Wolfgang Stoerchle

This review of “Wolfgang Stoerchle (1944-1978)” at MACRO appeared in Flash Art Italia:

Wolfgang Stoerchle, Untitled (Mattress and Tire Tracks), 1968 and Untitled (Folded Mattress), 1969. Exhibition view: MACRO 2021. Photo credit: Agnese Bedini and Melania Dalle Grave of DSL Studio.

Sex, Lies, and Videotape – the title of Steven Soderbergh’s Palme d’Or-winning 1989 film – sums up Wolfgang Stoerchle’s artistic journey charted in this intriguing solo exhibition. Drawing on extensive archival research and interviews with the German-American artist’s students and peers, the presentation at Macro is a showcase for editor Alice Dusapin’s forthcoming monograph dedicated to this eccentric, well-loved, and yet somewhat forgotten figure of the Californian art scene in the 1970s. This makes Stoerchle a perfect fit for the Arrhythmics section of Macro’s Museum for Preventive Imagination, which this show inaugurates.

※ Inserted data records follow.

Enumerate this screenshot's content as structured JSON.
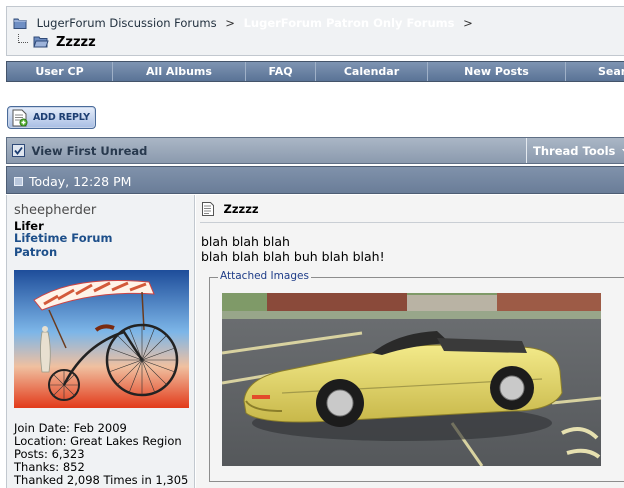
{
  "breadcrumb": {
    "forum_home": "LugerForum Discussion Forums",
    "separator": ">",
    "patron_forums": "LugerForum Patron Only Forums",
    "current_thread": "Zzzzz"
  },
  "navbar": {
    "items": [
      "User CP",
      "All Albums",
      "FAQ",
      "Calendar",
      "New Posts",
      "Search"
    ]
  },
  "buttons": {
    "add_reply": "ADD REPLY"
  },
  "thread_controls": {
    "view_first_unread": "View First Unread",
    "thread_tools": "Thread Tools"
  },
  "post": {
    "date": "Today, 12:28 PM",
    "title": "Zzzzz",
    "message_line1": "blah blah blah",
    "message_line2": "blah blah blah buh blah blah!",
    "attached_images_label": "Attached Images"
  },
  "user": {
    "username": "sheepherder",
    "title": "Lifer",
    "rank": "Lifetime Forum Patron",
    "join_date": "Join Date: Feb 2009",
    "location": "Location: Great Lakes Region",
    "posts": "Posts: 6,323",
    "thanks": "Thanks: 852",
    "thanked": "Thanked 2,098 Times in 1,305"
  },
  "icons": {
    "breadcrumb_folder": "folder-icon",
    "thread_folder": "folder-open-icon",
    "add_reply": "document-plus-icon",
    "view_first_unread": "checkbox-icon",
    "thread_tools_menu": "caret-down-icon",
    "post_status": "post-old-icon",
    "post_title": "document-icon"
  },
  "colors": {
    "navbar": "#6a82a4",
    "control_bar": "#9aa7b8",
    "post_header": "#7487a1",
    "rank_link": "#1d4f8a",
    "user_panel": "#f0f2f4"
  }
}
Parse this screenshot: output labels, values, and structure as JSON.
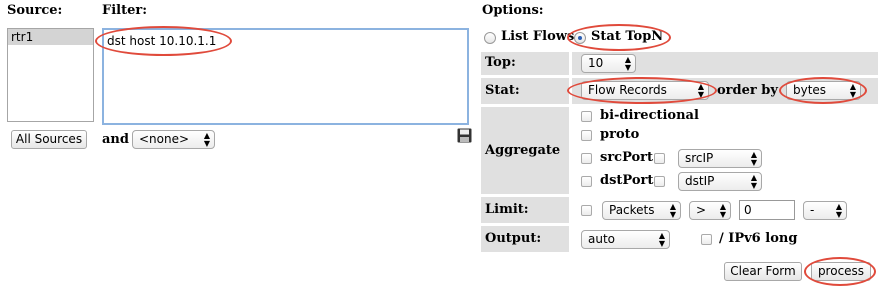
{
  "source": {
    "heading": "Source:",
    "items": [
      "rtr1"
    ],
    "all_sources_label": "All Sources"
  },
  "filter": {
    "heading": "Filter:",
    "value": "dst host 10.10.1.1",
    "and_label": "and",
    "and_select": "<none>"
  },
  "options": {
    "heading": "Options:",
    "list_flows_label": "List Flows",
    "stat_topn_label": "Stat TopN",
    "selected_mode": "Stat TopN",
    "top": {
      "label": "Top:",
      "value": "10"
    },
    "stat": {
      "label": "Stat:",
      "value": "Flow Records",
      "order_by_label": "order by",
      "order_by_value": "bytes"
    },
    "aggregate": {
      "label": "Aggregate",
      "bidirectional": "bi-directional",
      "proto": "proto",
      "srcport": "srcPort",
      "srcport_select": "srcIP",
      "dstport": "dstPort",
      "dstport_select": "dstIP"
    },
    "limit": {
      "label": "Limit:",
      "type": "Packets",
      "op": ">",
      "value": "0",
      "unit": "-"
    },
    "output": {
      "label": "Output:",
      "format": "auto",
      "ipv6_label": "/ IPv6 long"
    },
    "clear_form_label": "Clear Form",
    "process_label": "process"
  },
  "icons": [
    "save-icon",
    "radio-icon",
    "checkbox-icon",
    "chevron-updown-icon"
  ],
  "colors": {
    "highlight_ring": "#e04a3b",
    "label_cell_bg": "#e0e0e0",
    "textarea_focus": "#8cb3e0"
  }
}
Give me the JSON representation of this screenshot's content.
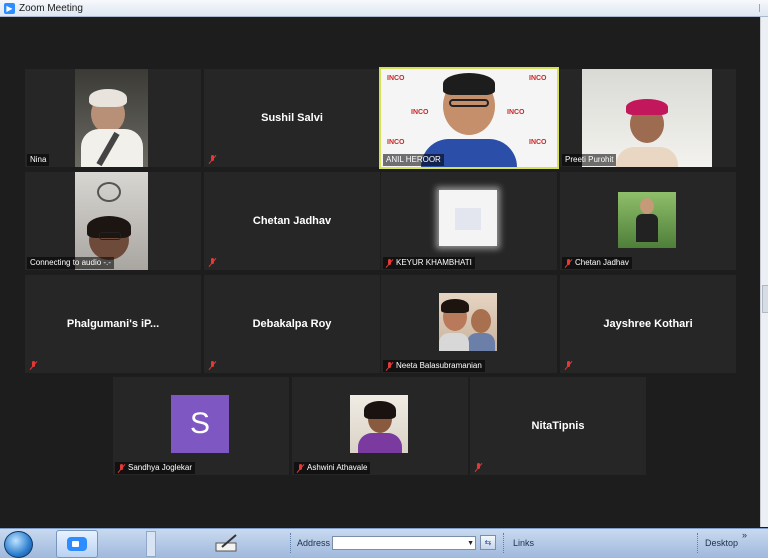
{
  "window": {
    "title": "Zoom Meeting",
    "app_icon": "zoom-camera-icon"
  },
  "participants": {
    "nina": "Nina",
    "sushil_salvi": "Sushil Salvi",
    "anil_heroor": "ANIL HEROOR",
    "preeti_purohit": "Preeti Purohit",
    "connecting": "Connecting to audio -.-",
    "chetan_jadhav_1": "Chetan Jadhav",
    "keyur_khambhati": "KEYUR KHAMBHATI",
    "chetan_jadhav_2": "Chetan Jadhav",
    "phalgumani": "Phalgumani's iP...",
    "debakalpa_roy": "Debakalpa Roy",
    "neeta_balasubramanian": "Neeta Balasubramanian",
    "jayshree_kothari": "Jayshree Kothari",
    "sandhya_joglekar": "Sandhya Joglekar",
    "sandhya_avatar_letter": "S",
    "ashwini_athavale": "Ashwini Athavale",
    "nitatipnis": "NitaTipnis"
  },
  "backdrop_logo_text": "INCO",
  "colors": {
    "active_speaker_border": "#d4e157",
    "muted_mic": "#e53935",
    "avatar_purple": "#7e57c2",
    "tile_bg": "#262626"
  },
  "taskbar": {
    "address_label": "Address",
    "links_label": "Links",
    "desktop_label": "Desktop",
    "address_value": ""
  }
}
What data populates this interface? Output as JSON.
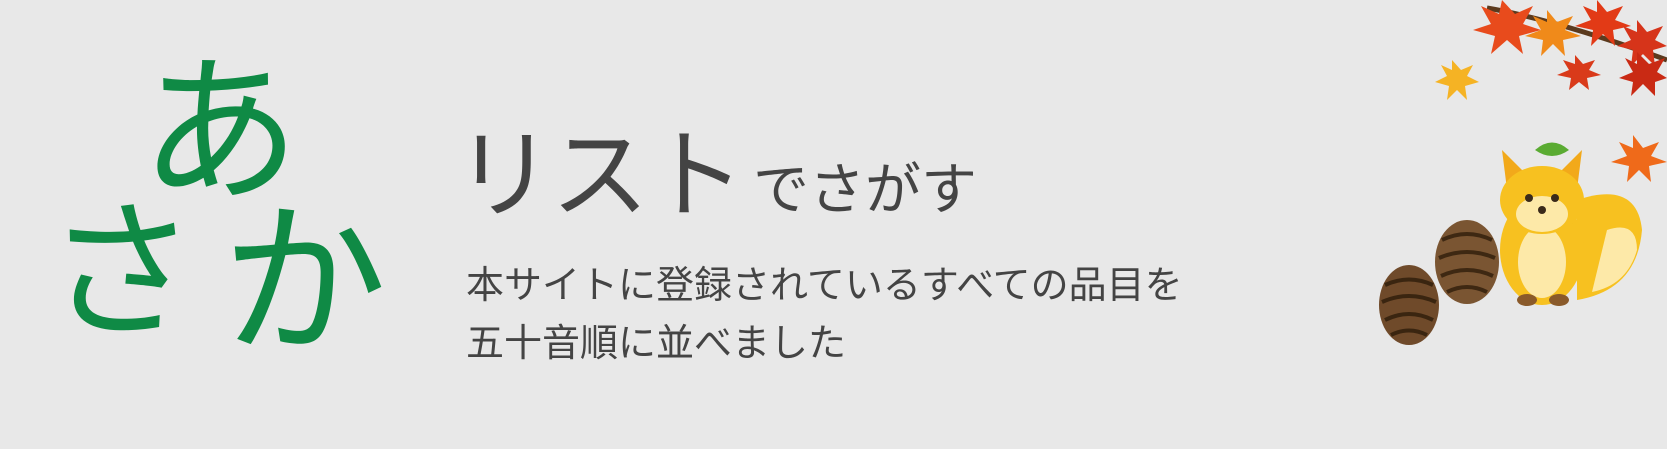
{
  "kana": {
    "a": "あ",
    "sa": "さ",
    "ka": "か"
  },
  "heading": {
    "main": "リスト",
    "sub": "でさがす"
  },
  "description": {
    "line1": "本サイトに登録されているすべての品目を",
    "line2": "五十音順に並べました"
  },
  "colors": {
    "background": "#e8e8e8",
    "kana": "#0f8a45",
    "text": "#444444"
  },
  "illustration": {
    "icons": [
      "maple-leaf-icon",
      "fox-icon",
      "pine-cone-icon"
    ]
  }
}
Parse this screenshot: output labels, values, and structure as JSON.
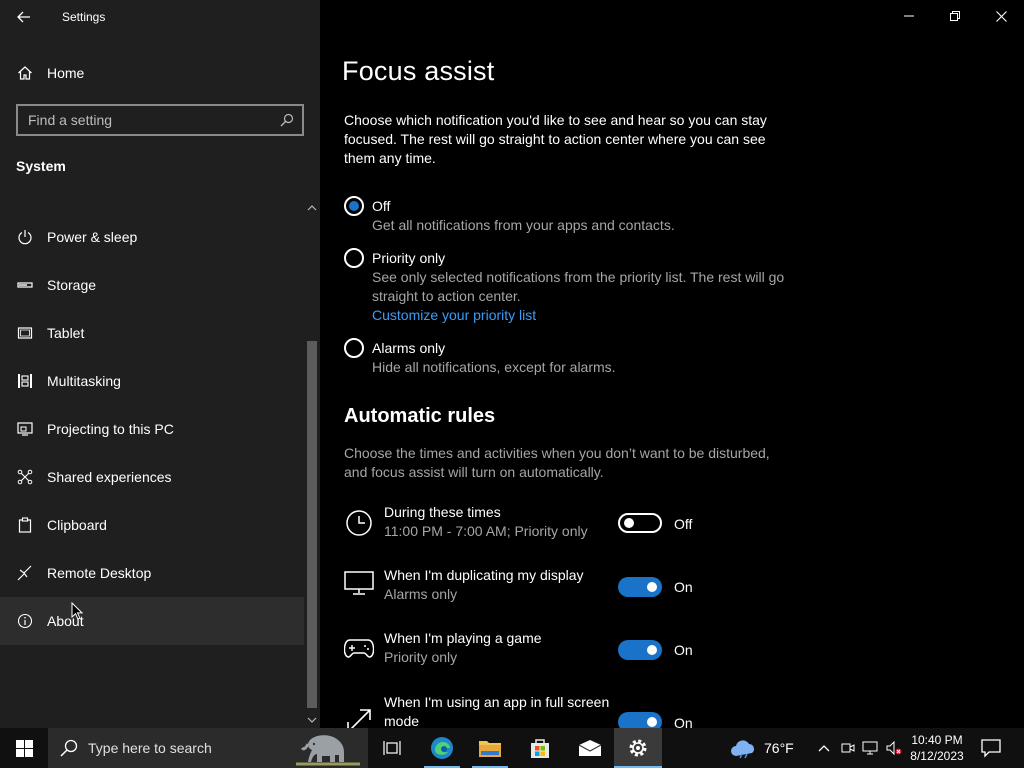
{
  "window": {
    "title": "Settings"
  },
  "sidebar": {
    "home_label": "Home",
    "search_placeholder": "Find a setting",
    "section_title": "System",
    "items": [
      {
        "label": "Power & sleep",
        "icon": "power-icon"
      },
      {
        "label": "Storage",
        "icon": "storage-icon"
      },
      {
        "label": "Tablet",
        "icon": "tablet-icon"
      },
      {
        "label": "Multitasking",
        "icon": "multitasking-icon"
      },
      {
        "label": "Projecting to this PC",
        "icon": "projecting-icon"
      },
      {
        "label": "Shared experiences",
        "icon": "shared-experiences-icon"
      },
      {
        "label": "Clipboard",
        "icon": "clipboard-icon"
      },
      {
        "label": "Remote Desktop",
        "icon": "remote-desktop-icon"
      },
      {
        "label": "About",
        "icon": "info-icon"
      }
    ]
  },
  "main": {
    "title": "Focus assist",
    "intro": "Choose which notification you'd like to see and hear so you can stay focused. The rest will go straight to action center where you can see them any time.",
    "options": [
      {
        "label": "Off",
        "desc": "Get all notifications from your apps and contacts.",
        "selected": true
      },
      {
        "label": "Priority only",
        "desc": "See only selected notifications from the priority list. The rest will go straight to action center.",
        "link": "Customize your priority list",
        "selected": false
      },
      {
        "label": "Alarms only",
        "desc": "Hide all notifications, except for alarms.",
        "selected": false
      }
    ],
    "rules_title": "Automatic rules",
    "rules_desc": "Choose the times and activities when you don’t want to be disturbed, and focus assist will turn on automatically.",
    "rules": [
      {
        "title": "During these times",
        "sub": "11:00 PM - 7:00 AM; Priority only",
        "state": "Off",
        "on": false,
        "icon": "clock-icon"
      },
      {
        "title": "When I'm duplicating my display",
        "sub": "Alarms only",
        "state": "On",
        "on": true,
        "icon": "monitor-icon"
      },
      {
        "title": "When I'm playing a game",
        "sub": "Priority only",
        "state": "On",
        "on": true,
        "icon": "gamepad-icon"
      },
      {
        "title": "When I'm using an app in full screen mode",
        "sub": "",
        "state": "On",
        "on": true,
        "icon": "fullscreen-icon"
      }
    ]
  },
  "taskbar": {
    "search_placeholder": "Type here to search",
    "weather": "76°F",
    "time": "10:40 PM",
    "date": "8/12/2023"
  },
  "colors": {
    "accent": "#1a73c8",
    "link": "#3d9bf5",
    "sidebar_bg": "#1f1f1f"
  }
}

Stoerchle’s all-too-brief career, cut short by a car accident that claimed his life at the age of thirty-two, is distilled into the “10 Things We Know” placed at the outset. “In 1962,” point two informs us, “he leaves Toronto for Los Angeles with his brother on a pair of horses, crossing the entire United States during eleven months in the saddle. Ten years later, he reclaims this journey as his first work of art.” The show features an 8mm film Dusapin discovered while rummaging through the archival materials held by Stoerchle’s first wife, showing the moment of arrival in LA on the eve of Christmas 1962 – the two brothers on their respective mounts followed by a packhorse. The epic journey laid the foundation for subsequent myth-making, fueled by some genuine media interest, rumors, and even “fake news” generated and successfully disseminated by the artist himself during his student years.

The exhibition brings together a well-judged selection of works, ranging from paintings depicting suggestively folded spotted mattresses to actions captured in black-and-white photographic stills and “sculptural events” involving the participants’ bodies and sundry objects, such as a rolling pin that was being passed between the artist and a fellow performer, even as they swapped all their clothing items in a public plaza. The lion’s share of the performances on view were made for video – as opposed to being videos merely documenting performances – in a studio setting, using a portable camera. The resulting videotapes, shown on three monitors resting atop their cases, explore the artistic possibilities of what was then a new medium, one that Stoerchle taught for two years at CalArts as part of the brilliant inaugural cohort of staff members recruited by Allan Kaprow.

A family likeness characterizes two of the artist’s memorable performances that vastly contributed to the subsequent myth, despite or perhaps because of their apparent failure. “Attempt Public Erection” and the so-called “The Last Performance” – effectively his last – took place in Robert Irwin’s and John Baldessari’s Los Angeles studios respectively, three years apart, as if Stoerchle refused to admit defeat when it came to controlling the body’s functions in the most private of spheres. Not just his own body, which refused to “perform” on demand back in April 1972, but also that of a male volunteer who failed to get aroused when Stoerchle gave him a blow job in front of a discomfited audience in October 1975, shortly before the artist’s untimely death. Rescued from oblivion, into which it has gradually fallen ever since, Stoerchle’s unsettling oeuvre is ripe for a rediscovery.